**Task directions**
Every entry below should be written out again exactly.

**Supplied records**

[Start of section]

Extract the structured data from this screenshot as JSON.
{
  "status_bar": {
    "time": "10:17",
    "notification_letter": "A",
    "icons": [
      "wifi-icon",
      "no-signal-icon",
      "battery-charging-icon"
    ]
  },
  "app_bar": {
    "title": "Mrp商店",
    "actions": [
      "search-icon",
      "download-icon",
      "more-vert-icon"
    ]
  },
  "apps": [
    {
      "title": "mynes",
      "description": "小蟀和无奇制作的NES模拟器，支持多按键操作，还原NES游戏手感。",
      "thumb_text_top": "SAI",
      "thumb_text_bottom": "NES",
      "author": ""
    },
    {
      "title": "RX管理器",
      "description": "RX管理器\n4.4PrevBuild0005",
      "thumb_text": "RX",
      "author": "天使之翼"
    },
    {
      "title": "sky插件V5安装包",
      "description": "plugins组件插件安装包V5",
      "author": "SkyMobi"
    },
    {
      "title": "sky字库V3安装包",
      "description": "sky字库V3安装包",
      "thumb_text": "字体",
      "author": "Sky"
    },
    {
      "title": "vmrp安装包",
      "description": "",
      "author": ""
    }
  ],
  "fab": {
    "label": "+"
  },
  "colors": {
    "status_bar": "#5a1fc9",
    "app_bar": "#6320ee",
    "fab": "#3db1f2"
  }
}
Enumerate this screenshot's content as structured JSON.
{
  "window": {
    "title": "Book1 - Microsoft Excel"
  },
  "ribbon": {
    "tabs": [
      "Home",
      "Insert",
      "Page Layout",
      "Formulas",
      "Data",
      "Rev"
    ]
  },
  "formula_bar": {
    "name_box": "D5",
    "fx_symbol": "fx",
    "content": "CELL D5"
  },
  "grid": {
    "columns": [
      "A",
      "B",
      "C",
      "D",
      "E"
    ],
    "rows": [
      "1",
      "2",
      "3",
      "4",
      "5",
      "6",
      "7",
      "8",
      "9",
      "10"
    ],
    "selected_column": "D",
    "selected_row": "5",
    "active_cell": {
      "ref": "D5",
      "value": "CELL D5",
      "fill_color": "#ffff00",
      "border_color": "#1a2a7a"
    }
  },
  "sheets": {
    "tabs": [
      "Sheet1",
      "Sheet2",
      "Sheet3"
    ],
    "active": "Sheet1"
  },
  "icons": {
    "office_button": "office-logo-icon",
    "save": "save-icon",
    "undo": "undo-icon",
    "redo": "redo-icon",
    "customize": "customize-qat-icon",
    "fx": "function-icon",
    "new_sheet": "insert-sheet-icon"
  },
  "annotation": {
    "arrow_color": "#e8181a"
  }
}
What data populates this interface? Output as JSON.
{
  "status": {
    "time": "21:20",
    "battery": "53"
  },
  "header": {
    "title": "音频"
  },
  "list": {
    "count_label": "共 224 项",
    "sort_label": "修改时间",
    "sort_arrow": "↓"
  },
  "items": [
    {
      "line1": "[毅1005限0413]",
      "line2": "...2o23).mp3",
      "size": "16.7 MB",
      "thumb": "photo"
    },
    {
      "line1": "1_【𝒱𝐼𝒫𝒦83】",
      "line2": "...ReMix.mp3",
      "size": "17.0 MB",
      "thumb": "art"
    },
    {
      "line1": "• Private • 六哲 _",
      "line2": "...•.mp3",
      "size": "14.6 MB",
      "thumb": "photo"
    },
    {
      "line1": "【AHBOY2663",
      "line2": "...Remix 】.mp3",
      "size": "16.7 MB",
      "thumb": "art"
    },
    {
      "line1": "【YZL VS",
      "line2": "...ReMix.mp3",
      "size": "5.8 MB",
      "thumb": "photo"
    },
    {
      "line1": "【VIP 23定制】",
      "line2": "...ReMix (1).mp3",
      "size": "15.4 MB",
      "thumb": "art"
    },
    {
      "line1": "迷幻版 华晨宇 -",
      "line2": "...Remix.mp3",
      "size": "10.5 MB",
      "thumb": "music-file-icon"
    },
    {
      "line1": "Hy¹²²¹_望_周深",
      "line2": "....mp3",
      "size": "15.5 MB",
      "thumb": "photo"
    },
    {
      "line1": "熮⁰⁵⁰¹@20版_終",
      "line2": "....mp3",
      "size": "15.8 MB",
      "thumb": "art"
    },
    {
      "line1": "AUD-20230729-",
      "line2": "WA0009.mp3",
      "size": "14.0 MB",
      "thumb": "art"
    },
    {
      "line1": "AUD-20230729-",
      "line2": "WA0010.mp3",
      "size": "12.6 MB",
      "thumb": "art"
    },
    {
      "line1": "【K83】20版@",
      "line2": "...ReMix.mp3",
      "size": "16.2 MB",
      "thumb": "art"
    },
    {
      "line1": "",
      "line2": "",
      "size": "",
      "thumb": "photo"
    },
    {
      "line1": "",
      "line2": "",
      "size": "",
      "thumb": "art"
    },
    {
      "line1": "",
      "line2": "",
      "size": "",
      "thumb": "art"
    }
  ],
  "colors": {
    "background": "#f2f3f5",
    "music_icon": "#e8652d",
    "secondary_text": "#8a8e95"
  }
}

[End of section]

**Expected output**
Extract the structured data from this screenshot as JSON.
{
  "status_bar": {
    "time": "10:17",
    "notification_letter": "A",
    "icons": [
      "wifi-icon",
      "no-signal-icon",
      "battery-charging-icon"
    ]
  },
  "app_bar": {
    "title": "Mrp商店",
    "actions": [
      "search-icon",
      "download-icon",
      "more-vert-icon"
    ]
  },
  "apps": [
    {
      "title": "mynes",
      "description": "小蟀和无奇制作的NES模拟器，支持多按键操作，还原NES游戏手感。",
      "thumb_text_top": "SAI",
      "thumb_text_bottom": "NES",
      "author": ""
    },
    {
      "title": "RX管理器",
      "description": "RX管理器\n4.4PrevBuild0005",
      "thumb_text": "RX",
      "author": "天使之翼"
    },
    {
      "title": "sky插件V5安装包",
      "description": "plugins组件插件安装包V5",
      "author": "SkyMobi"
    },
    {
      "title": "sky字库V3安装包",
      "description": "sky字库V3安装包",
      "thumb_text": "字体",
      "author": "Sky"
    },
    {
      "title": "vmrp安装包",
      "description": "",
      "author": ""
    }
  ],
  "fab": {
    "label": "+"
  },
  "colors": {
    "status_bar": "#5a1fc9",
    "app_bar": "#6320ee",
    "fab": "#3db1f2"
  }
}
Enumerate this screenshot's content as structured JSON.
{
  "window": {
    "title": "Book1 - Microsoft Excel"
  },
  "ribbon": {
    "tabs": [
      "Home",
      "Insert",
      "Page Layout",
      "Formulas",
      "Data",
      "Rev"
    ]
  },
  "formula_bar": {
    "name_box": "D5",
    "fx_symbol": "fx",
    "content": "CELL D5"
  },
  "grid": {
    "columns": [
      "A",
      "B",
      "C",
      "D",
      "E"
    ],
    "rows": [
      "1",
      "2",
      "3",
      "4",
      "5",
      "6",
      "7",
      "8",
      "9",
      "10"
    ],
    "selected_column": "D",
    "selected_row": "5",
    "active_cell": {
      "ref": "D5",
      "value": "CELL D5",
      "fill_color": "#ffff00",
      "border_color": "#1a2a7a"
    }
  },
  "sheets": {
    "tabs": [
      "Sheet1",
      "Sheet2",
      "Sheet3"
    ],
    "active": "Sheet1"
  },
  "icons": {
    "office_button": "office-logo-icon",
    "save": "save-icon",
    "undo": "undo-icon",
    "redo": "redo-icon",
    "customize": "customize-qat-icon",
    "fx": "function-icon",
    "new_sheet": "insert-sheet-icon"
  },
  "annotation": {
    "arrow_color": "#e8181a"
  }
}
What data populates this interface? Output as JSON.
{
  "status": {
    "time": "21:20",
    "battery": "53"
  },
  "header": {
    "title": "音频"
  },
  "list": {
    "count_label": "共 224 项",
    "sort_label": "修改时间",
    "sort_arrow": "↓"
  },
  "items": [
    {
      "line1": "[毅1005限0413]",
      "line2": "...2o23).mp3",
      "size": "16.7 MB",
      "thumb": "photo"
    },
    {
      "line1": "1_【𝒱𝐼𝒫𝒦83】",
      "line2": "...ReMix.mp3",
      "size": "17.0 MB",
      "thumb": "art"
    },
    {
      "line1": "• Private • 六哲 _",
      "line2": "...•.mp3",
      "size": "14.6 MB",
      "thumb": "photo"
    },
    {
      "line1": "【AHBOY2663",
      "line2": "...Remix 】.mp3",
      "size": "16.7 MB",
      "thumb": "art"
    },
    {
      "line1": "【YZL VS",
      "line2": "...ReMix.mp3",
      "size": "5.8 MB",
      "thumb": "photo"
    },
    {
      "line1": "【VIP 23定制】",
      "line2": "...ReMix (1).mp3",
      "size": "15.4 MB",
      "thumb": "art"
    },
    {
      "line1": "迷幻版 华晨宇 -",
      "line2": "...Remix.mp3",
      "size": "10.5 MB",
      "thumb": "music-file-icon"
    },
    {
      "line1": "Hy¹²²¹_望_周深",
      "line2": "....mp3",
      "size": "15.5 MB",
      "thumb": "photo"
    },
    {
      "line1": "熮⁰⁵⁰¹@20版_終",
      "line2": "....mp3",
      "size": "15.8 MB",
      "thumb": "art"
    },
    {
      "line1": "AUD-20230729-",
      "line2": "WA0009.mp3",
      "size": "14.0 MB",
      "thumb": "art"
    },
    {
      "line1": "AUD-20230729-",
      "line2": "WA0010.mp3",
      "size": "12.6 MB",
      "thumb": "art"
    },
    {
      "line1": "【K83】20版@",
      "line2": "...ReMix.mp3",
      "size": "16.2 MB",
      "thumb": "art"
    },
    {
      "line1": "",
      "line2": "",
      "size": "",
      "thumb": "photo"
    },
    {
      "line1": "",
      "line2": "",
      "size": "",
      "thumb": "art"
    },
    {
      "line1": "",
      "line2": "",
      "size": "",
      "thumb": "art"
    }
  ],
  "colors": {
    "background": "#f2f3f5",
    "music_icon": "#e8652d",
    "secondary_text": "#8a8e95"
  }
}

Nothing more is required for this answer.